Prepare salad: Drizzle a bit of vinegar on warm chicken livers. Add spinach, oranges, onion and walnuts. Season with oil, remaining vinegar, salt, date honey and mix gently. Transfer to a large dish, drizzle with honey, and serve.
Silver Palate Cookbook
2 quartered Sara’s Spring Chickens
1/2 head of garlic, peeled and finely chopped
2 Tbsp dried oregano
Coarse salt and freshly ground pepper to taste
1/4 cup red wine vinegar
1/4 cup olive oil
1/2 cup pitted prunes
1/4 cup pitted Spanish green olives
1/4 cup capers with a bit of juice
3 bay leaves
1/2 cup brown sugar
1/2 cup white wine
2 Tbsp fresh Italian parsley or cilantro, finely chopped
In a large bowl combine garlic, oregano, salt and pepper to taste, vinegar, olive oil, prunes, olives, capers with caper juice, and bay leaves. Add the chicken pieces and coat completely with the marinade. Cover and let marinate, refrigerated, several hours or overnight.
Preheat oven to 350°F.
Arrange chicken in a single layer in one or two large, shallow baking pans and spoon marinade over it evenly. Sprinkle chicken pieces with brown sugar and pour white wine around them.
Bake for 50 minutes to 1 hour, basting frequently with the pan juices. Chicken is done when thigh pieces, pricked with a fork at their thickest point, yield clear yellow juice (not pink).
With a slotted spoon, transfer chicken, prunes, olives, and capers to a serving platter. Add some of the pan juices and sprinkle generously with parsley or cilantro. Serve remaining juice in a gravy boat.
3/4 cup water
1 pound chicken fat/skin, chopped
1 medium onion, chopped
Put all the ingredients in a heavy bottomed pot over a low heat. The fat will begin to melt almost immediately. Stir it occasionally for approximately 20 minutes, as the fat continues to melt and the water evaporates. Simmer on low flame for 1-3 hours.

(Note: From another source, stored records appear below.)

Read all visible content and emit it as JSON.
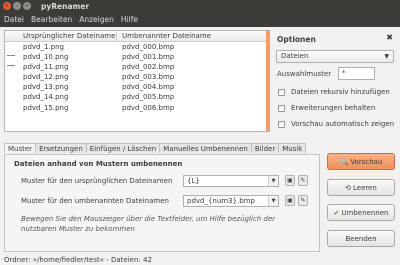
{
  "window": {
    "title": "pyRenamer",
    "buttons": {
      "close": "×",
      "minimize": "–",
      "maximize": "+"
    }
  },
  "menu": [
    "Datei",
    "Bearbeiten",
    "Anzeigen",
    "Hilfe"
  ],
  "filelist": {
    "col_original": "Ursprünglicher Dateiname",
    "col_renamed": "Umbenannter Dateiname",
    "rows": [
      {
        "original": "pdvd_1.png",
        "renamed": "pdvd_000.bmp"
      },
      {
        "original": "pdvd_10.png",
        "renamed": "pdvd_001.bmp"
      },
      {
        "original": "pdvd_11.png",
        "renamed": "pdvd_002.bmp"
      },
      {
        "original": "pdvd_12.png",
        "renamed": "pdvd_003.bmp"
      },
      {
        "original": "pdvd_13.png",
        "renamed": "pdvd_004.bmp"
      },
      {
        "original": "pdvd_14.png",
        "renamed": "pdvd_005.bmp"
      },
      {
        "original": "pdvd_15.png",
        "renamed": "pdvd_006.bmp"
      },
      {
        "original": "",
        "renamed": ""
      },
      {
        "original": "",
        "renamed": ""
      }
    ]
  },
  "options": {
    "title": "Optionen",
    "close_icon": "✖",
    "mode_value": "Dateien",
    "auswahl_label": "Auswahlmuster",
    "auswahl_value": "*",
    "recursive_label": "Dateien rekursiv hinzufügen",
    "extensions_label": "Erweiterungen behalten",
    "autopreview_label": "Vorschau automatisch zeigen"
  },
  "tabs": [
    "Muster",
    "Ersetzungen",
    "Einfügen / Löschen",
    "Manuelles Umbenennen",
    "Bilder",
    "Musik"
  ],
  "muster": {
    "heading": "Dateien anhand von Mustern umbenennen",
    "orig_label": "Muster für den ursprünglichen Dateinamen",
    "orig_value": "{L}",
    "renamed_label": "Muster für den umbenannten Dateinamen",
    "renamed_value": "pdvd_{num3}.bmp",
    "hint": "Bewegen Sie den Mauszeiger über die Textfelder, um Hilfe bezüglich der nutzbaren Muster zu bekommen"
  },
  "actions": {
    "preview": "Vorschau",
    "clear": "Leeren",
    "rename": "Umbenennen",
    "quit": "Beenden"
  },
  "status": "Ordner: »/home/fiedler/test« - Dateien: 42"
}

The onion will brown and the skin will become brown and crisp. Remove these cracklings with a slotted spoon. This is the gribenes. The melted fat is the schmaltz.
Use the schmaltz in place of oil in chopped liver or kugel. Add salt and pepper to the gribenes. They can be eaten out of hand, like popcorn. Gribenes can be added to chopped liver, used like croutons in salads, or enjoyed with your favorite dipping sauce!